(Page and application data records)
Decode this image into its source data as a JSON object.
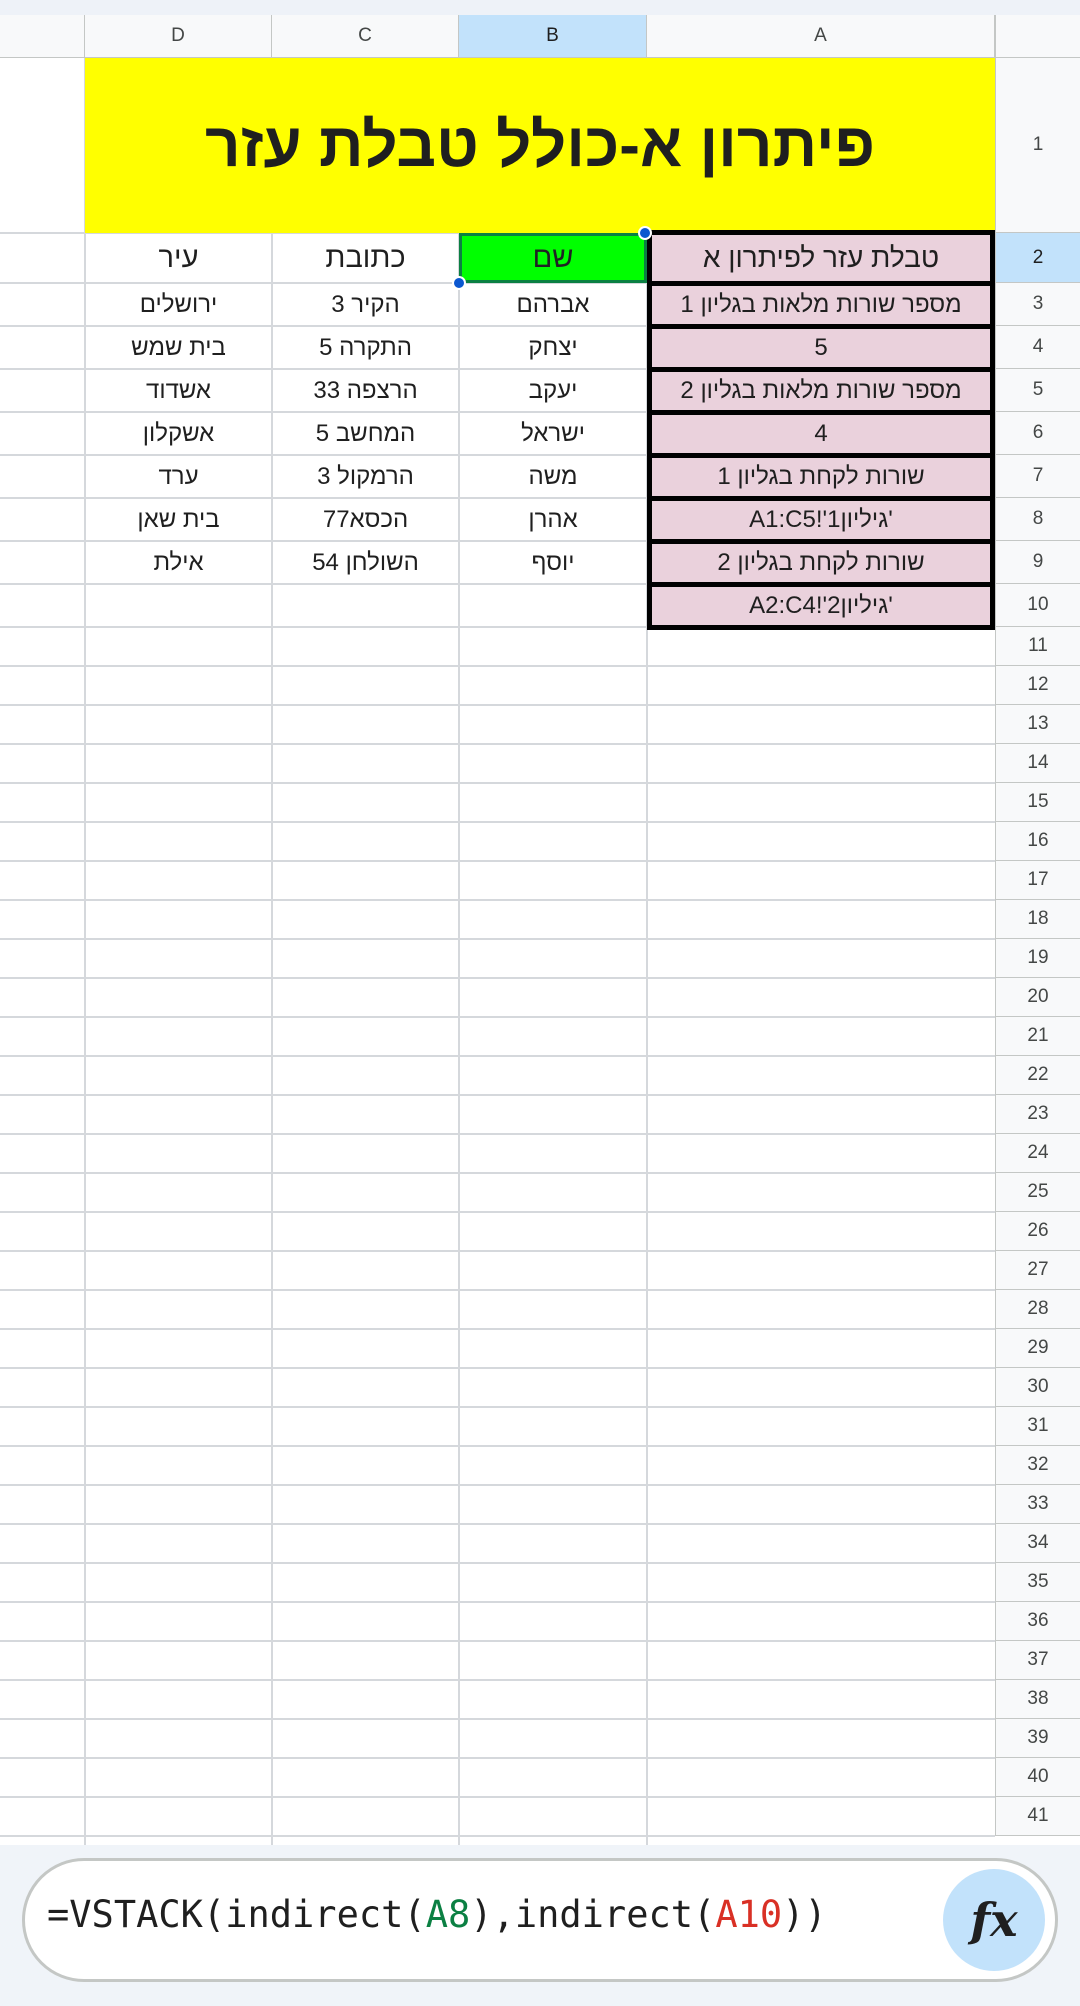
{
  "columns": [
    "D",
    "C",
    "B",
    "A"
  ],
  "selected_column": "B",
  "selected_row": "2",
  "rows": [
    "1",
    "2",
    "3",
    "4",
    "5",
    "6",
    "7",
    "8",
    "9",
    "10",
    "11",
    "12",
    "13",
    "14",
    "15",
    "16",
    "17",
    "18",
    "19",
    "20",
    "21",
    "22",
    "23",
    "24",
    "25",
    "26",
    "27",
    "28",
    "29",
    "30",
    "31",
    "32",
    "33",
    "34",
    "35",
    "36",
    "37",
    "38",
    "39",
    "40",
    "41"
  ],
  "title": "פיתרון א-כולל טבלת עזר",
  "header_row": {
    "name": "שם",
    "address": "כתובת",
    "city": "עיר"
  },
  "people": [
    {
      "name": "אברהם",
      "address": "הקיר 3",
      "city": "ירושלים"
    },
    {
      "name": "יצחק",
      "address": "התקרה 5",
      "city": "בית שמש"
    },
    {
      "name": "יעקב",
      "address": "הרצפה 33",
      "city": "אשדוד"
    },
    {
      "name": "ישראל",
      "address": "המחשב 5",
      "city": "אשקלון"
    },
    {
      "name": "משה",
      "address": "הרמקול 3",
      "city": "ערד"
    },
    {
      "name": "אהרן",
      "address": "הכסא77",
      "city": "בית שאן"
    },
    {
      "name": "יוסף",
      "address": "השולחן 54",
      "city": "אילת"
    }
  ],
  "helper_table": [
    "טבלת עזר לפיתרון א",
    "מספר שורות מלאות בגליון 1",
    "5",
    "מספר שורות מלאות בגליון 2",
    "4",
    "שורות לקחת בגליון 1",
    "'גיליון1'!A1:C5",
    "שורות לקחת בגליון 2",
    "'גיליון2'!A2:C4"
  ],
  "formula_bar": {
    "prefix": "=VSTACK(indirect(",
    "ref1": "A8",
    "middle": "),indirect(",
    "ref2": "A10",
    "suffix": "))",
    "fx_label": "fx"
  },
  "colors": {
    "title_bg": "#ffff00",
    "selected_cell_bg": "#00ff00",
    "helper_bg": "#ead1dc",
    "header_selected_bg": "#c2e2fb",
    "ref1_color": "#0b8043",
    "ref2_color": "#d93025"
  }
}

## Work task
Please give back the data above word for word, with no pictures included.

## Task answer
Decode this image into its source data as a JSON object.
{
  "columns": [
    "D",
    "C",
    "B",
    "A"
  ],
  "selected_column": "B",
  "selected_row": "2",
  "rows": [
    "1",
    "2",
    "3",
    "4",
    "5",
    "6",
    "7",
    "8",
    "9",
    "10",
    "11",
    "12",
    "13",
    "14",
    "15",
    "16",
    "17",
    "18",
    "19",
    "20",
    "21",
    "22",
    "23",
    "24",
    "25",
    "26",
    "27",
    "28",
    "29",
    "30",
    "31",
    "32",
    "33",
    "34",
    "35",
    "36",
    "37",
    "38",
    "39",
    "40",
    "41"
  ],
  "title": "פיתרון א-כולל טבלת עזר",
  "header_row": {
    "name": "שם",
    "address": "כתובת",
    "city": "עיר"
  },
  "people": [
    {
      "name": "אברהם",
      "address": "הקיר 3",
      "city": "ירושלים"
    },
    {
      "name": "יצחק",
      "address": "התקרה 5",
      "city": "בית שמש"
    },
    {
      "name": "יעקב",
      "address": "הרצפה 33",
      "city": "אשדוד"
    },
    {
      "name": "ישראל",
      "address": "המחשב 5",
      "city": "אשקלון"
    },
    {
      "name": "משה",
      "address": "הרמקול 3",
      "city": "ערד"
    },
    {
      "name": "אהרן",
      "address": "הכסא77",
      "city": "בית שאן"
    },
    {
      "name": "יוסף",
      "address": "השולחן 54",
      "city": "אילת"
    }
  ],
  "helper_table": [
    "טבלת עזר לפיתרון א",
    "מספר שורות מלאות בגליון 1",
    "5",
    "מספר שורות מלאות בגליון 2",
    "4",
    "שורות לקחת בגליון 1",
    "'גיליון1'!A1:C5",
    "שורות לקחת בגליון 2",
    "'גיליון2'!A2:C4"
  ],
  "formula_bar": {
    "prefix": "=VSTACK(indirect(",
    "ref1": "A8",
    "middle": "),indirect(",
    "ref2": "A10",
    "suffix": "))",
    "fx_label": "fx"
  },
  "colors": {
    "title_bg": "#ffff00",
    "selected_cell_bg": "#00ff00",
    "helper_bg": "#ead1dc",
    "header_selected_bg": "#c2e2fb",
    "ref1_color": "#0b8043",
    "ref2_color": "#d93025"
  }
}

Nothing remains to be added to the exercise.